Then Tuesday happened.
As Emmys voters announced their 2020 nomination choices, Disney Plus was surprisingly placed in the most elite of television company: Its Star Wars origin series “The Mandalorian” was nominated for the Emmys’ top prize of outstanding drama series, defying the predictions of an army of pundits and consultants.
And Apple, which spent a whopping $150 million to produce the TV-world drama “The Morning Show” and was thought a lock for outstanding drama? It ended up shut out from the category, startling those same pundits and consultants.
The developments underscore how streaming has upended the old rules of television and its line between prestige and commercial entities. Maybe even more important, they threw curveballs to two of America’s most prominent companies.
At a time of darkness for Disney, its movies out of theaters and theme parks embattled, the conglomerate was granted a major gift: a place at the table at television’s most exclusive club and a chance to bill its heavily capitalized streaming service as more than just a destination for Disneyheads.

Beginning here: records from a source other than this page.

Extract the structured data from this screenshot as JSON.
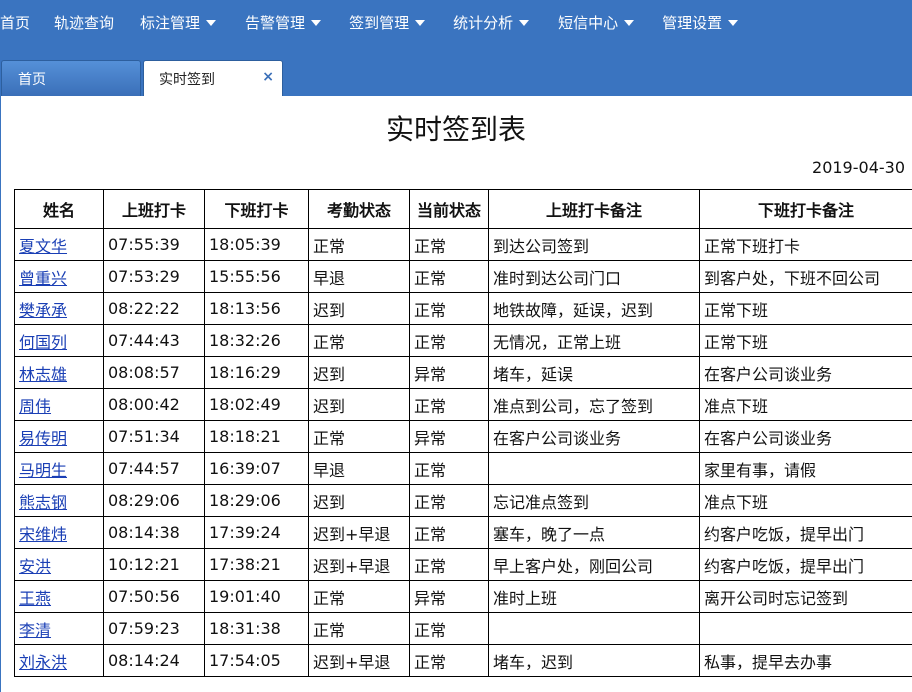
{
  "nav": [
    {
      "label": "首页",
      "dropdown": false
    },
    {
      "label": "轨迹查询",
      "dropdown": false
    },
    {
      "label": "标注管理",
      "dropdown": true
    },
    {
      "label": "告警管理",
      "dropdown": true
    },
    {
      "label": "签到管理",
      "dropdown": true
    },
    {
      "label": "统计分析",
      "dropdown": true
    },
    {
      "label": "短信中心",
      "dropdown": true
    },
    {
      "label": "管理设置",
      "dropdown": true
    }
  ],
  "tabs": {
    "home": "首页",
    "active": "实时签到",
    "close": "×"
  },
  "report": {
    "title": "实时签到表",
    "date": "2019-04-30"
  },
  "table": {
    "headers": [
      "姓名",
      "上班打卡",
      "下班打卡",
      "考勤状态",
      "当前状态",
      "上班打卡备注",
      "下班打卡备注"
    ],
    "rows": [
      [
        "夏文华",
        "07:55:39",
        "18:05:39",
        "正常",
        "正常",
        "到达公司签到",
        "正常下班打卡"
      ],
      [
        "曾重兴",
        "07:53:29",
        "15:55:56",
        "早退",
        "正常",
        "准时到达公司门口",
        "到客户处，下班不回公司"
      ],
      [
        "樊承承",
        "08:22:22",
        "18:13:56",
        "迟到",
        "正常",
        "地铁故障，延误，迟到",
        "正常下班"
      ],
      [
        "何国列",
        "07:44:43",
        "18:32:26",
        "正常",
        "正常",
        "无情况，正常上班",
        "正常下班"
      ],
      [
        "林志雄",
        "08:08:57",
        "18:16:29",
        "迟到",
        "异常",
        "堵车，延误",
        "在客户公司谈业务"
      ],
      [
        "周伟",
        "08:00:42",
        "18:02:49",
        "迟到",
        "正常",
        "准点到公司，忘了签到",
        "准点下班"
      ],
      [
        "易传明",
        "07:51:34",
        "18:18:21",
        "正常",
        "异常",
        "在客户公司谈业务",
        "在客户公司谈业务"
      ],
      [
        "马明生",
        "07:44:57",
        "16:39:07",
        "早退",
        "正常",
        "",
        "家里有事，请假"
      ],
      [
        "熊志钢",
        "08:29:06",
        "18:29:06",
        "迟到",
        "正常",
        "忘记准点签到",
        "准点下班"
      ],
      [
        "宋维炜",
        "08:14:38",
        "17:39:24",
        "迟到+早退",
        "正常",
        "塞车，晚了一点",
        "约客户吃饭，提早出门"
      ],
      [
        "安洪",
        "10:12:21",
        "17:38:21",
        "迟到+早退",
        "正常",
        "早上客户处，刚回公司",
        "约客户吃饭，提早出门"
      ],
      [
        "王燕",
        "07:50:56",
        "19:01:40",
        "正常",
        "异常",
        "准时上班",
        "离开公司时忘记签到"
      ],
      [
        "李清",
        "07:59:23",
        "18:31:38",
        "正常",
        "正常",
        "",
        ""
      ],
      [
        "刘永洪",
        "08:14:24",
        "17:54:05",
        "迟到+早退",
        "正常",
        "堵车，迟到",
        "私事，提早去办事"
      ]
    ]
  }
}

For Apple, on the other hand, the news was a harsh and potentially strategy-changing reminder that the money and brand ubiquity that have helped it dominate the tech sector aren’t